Due to Krark-Clan Ironworks and Hardened Scales Affinity being the artifact decks of choice, Stony Silence gets the nod. Honestly, these matchups seem perfectly reasonable, so maybe you don't need to directly target them, but Stony Silence gives you another disruptive tool against Tron, even if it's not exceptional against them. To support it, I added another fetchland to the manabase, plus you have the singleton Manamorphose to put you up to eleven white sources.
If you think your metagame is more diverse than my predicted metagame, you should absolutely retool the deck for what you expect to face.

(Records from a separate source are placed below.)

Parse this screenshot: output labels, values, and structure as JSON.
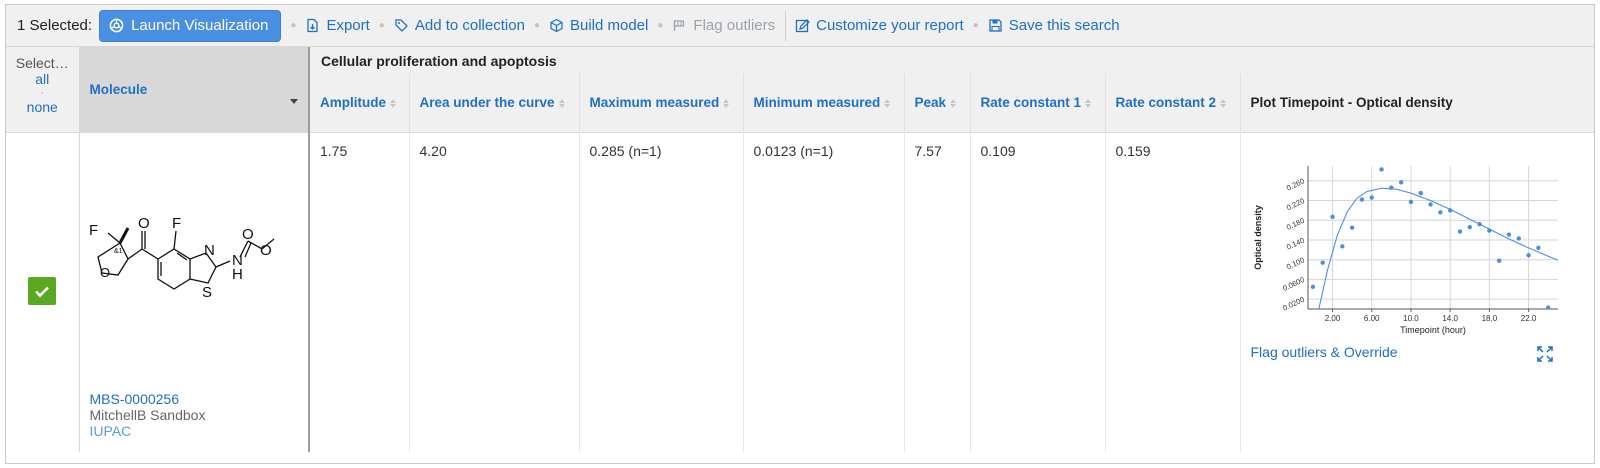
{
  "toolbar": {
    "selected": "1 Selected:",
    "launch": "Launch Visualization",
    "export": "Export",
    "add_collection": "Add to collection",
    "build_model": "Build model",
    "flag_outliers": "Flag outliers",
    "customize": "Customize your report",
    "save_search": "Save this search"
  },
  "table": {
    "select_label": "Select…",
    "select_all": "all",
    "select_dot": "·",
    "select_none": "none",
    "molecule_header": "Molecule",
    "group_header": "Cellular proliferation and apoptosis",
    "columns": [
      "Amplitude",
      "Area under the curve",
      "Maximum measured",
      "Minimum measured",
      "Peak",
      "Rate constant 1",
      "Rate constant 2"
    ],
    "plot_header": "Plot Timepoint - Optical density"
  },
  "row": {
    "molecule_id": "MBS-0000256",
    "molecule_source": "MitchellB Sandbox",
    "molecule_iupac": "IUPAC",
    "values": [
      "1.75",
      "4.20",
      "0.285 (n=1)",
      "0.0123 (n=1)",
      "7.57",
      "0.109",
      "0.159"
    ],
    "flag_link": "Flag outliers & Override"
  },
  "molecule_atoms": {
    "F1": "F",
    "F2": "F",
    "O_carbonyl": "O",
    "O_ring": "O",
    "N_ring": "N",
    "S_ring": "S",
    "N_H": "N",
    "H": "H",
    "O_carbamate1": "O",
    "O_carbamate2": "O",
    "stereo": "&1"
  },
  "colors": {
    "accent": "#1f6fc4",
    "launch_button": "#4a90e2",
    "check": "#5aa821",
    "plot_line": "#4a90e2"
  },
  "chart_data": {
    "type": "scatter",
    "xlabel": "Timepoint (hour)",
    "ylabel": "Optical density",
    "xticks": [
      "2.00",
      "6.00",
      "10.0",
      "14.0",
      "18.0",
      "22.0"
    ],
    "yticks": [
      "0.0200",
      "0.0600",
      "0.100",
      "0.140",
      "0.180",
      "0.220",
      "0.260"
    ],
    "xlim": [
      -0.5,
      25
    ],
    "ylim": [
      0.0,
      0.29
    ],
    "points": [
      {
        "x": 0.0,
        "y": 0.045
      },
      {
        "x": 1.0,
        "y": 0.094
      },
      {
        "x": 2.0,
        "y": 0.187
      },
      {
        "x": 3.0,
        "y": 0.127
      },
      {
        "x": 4.0,
        "y": 0.165
      },
      {
        "x": 5.0,
        "y": 0.222
      },
      {
        "x": 6.0,
        "y": 0.226
      },
      {
        "x": 7.0,
        "y": 0.283
      },
      {
        "x": 8.0,
        "y": 0.246
      },
      {
        "x": 9.0,
        "y": 0.257
      },
      {
        "x": 10.0,
        "y": 0.217
      },
      {
        "x": 11.0,
        "y": 0.235
      },
      {
        "x": 12.0,
        "y": 0.212
      },
      {
        "x": 13.0,
        "y": 0.196
      },
      {
        "x": 14.0,
        "y": 0.2
      },
      {
        "x": 15.0,
        "y": 0.157
      },
      {
        "x": 16.0,
        "y": 0.166
      },
      {
        "x": 17.0,
        "y": 0.172
      },
      {
        "x": 18.0,
        "y": 0.159
      },
      {
        "x": 19.0,
        "y": 0.098
      },
      {
        "x": 20.0,
        "y": 0.151
      },
      {
        "x": 21.0,
        "y": 0.143
      },
      {
        "x": 22.0,
        "y": 0.109
      },
      {
        "x": 23.0,
        "y": 0.124
      },
      {
        "x": 24.0,
        "y": 0.003
      }
    ],
    "fit_curve": [
      {
        "x": 0.6,
        "y": 0.0
      },
      {
        "x": 1.5,
        "y": 0.08
      },
      {
        "x": 2.5,
        "y": 0.15
      },
      {
        "x": 3.5,
        "y": 0.197
      },
      {
        "x": 4.5,
        "y": 0.225
      },
      {
        "x": 5.5,
        "y": 0.238
      },
      {
        "x": 7.0,
        "y": 0.245
      },
      {
        "x": 8.5,
        "y": 0.243
      },
      {
        "x": 10.0,
        "y": 0.235
      },
      {
        "x": 12.0,
        "y": 0.22
      },
      {
        "x": 14.0,
        "y": 0.202
      },
      {
        "x": 16.0,
        "y": 0.182
      },
      {
        "x": 18.0,
        "y": 0.162
      },
      {
        "x": 20.0,
        "y": 0.142
      },
      {
        "x": 22.0,
        "y": 0.124
      },
      {
        "x": 24.0,
        "y": 0.107
      },
      {
        "x": 25.0,
        "y": 0.099
      }
    ],
    "grid": true
  }
}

Mardu, Part Two
Is Lingering Souls actually good against anyone? Even the new Affinity decks shrug it off. It buys time for your engine, but if you're actually looking to clock people, why shove Goblin Rabblemaster into your deck instead of retooling it entirely?
As always, Magic Online has the answer.
I'm skeptical that Monastery Swiftspear and Kiln Fiend are good against everyone. Too much of the time, it seems like they will sit there and do nothing until you find a Temur Battle Rage (which most lists aren't even playing).
For people who insisted on sticking with Grixis Death's Shadow, I urged them to try the Kiln Fiend version of the deck. Humans mostly invalidates the plan of "make one giant monster and ride it" to the point where people felt the need to include Temur Battle Rage into their decks. Once it gets to the point where you determine that Temur Battle Rage is where you need to be, it means you're better off fully adopting that strategy by also including Kiln Fiends.
This deck exists on the same axis. If you want to play Faithless Looting and Bedlam Reveler but have a necessity to actually kill your opponents rather than prolong the game, Kiln Fiend and Temur Battle Rage is where you want to be. Similarly to Grixis Death's Shadow, you don't necessarily need all the copies of Temur Battle Rage because you'll likely be able to dig for it by the time it matters.
Honestly, if I were playing Modern tomorrow, I wouldn't play either version of Mardu, but that's because I think there are better options. If you want to use Faithless Looting in the fairest manner possible, you shouldn't be sticking to stock lists. As always, Mardu (with or without Young Pyromancer) is infinitely customizable.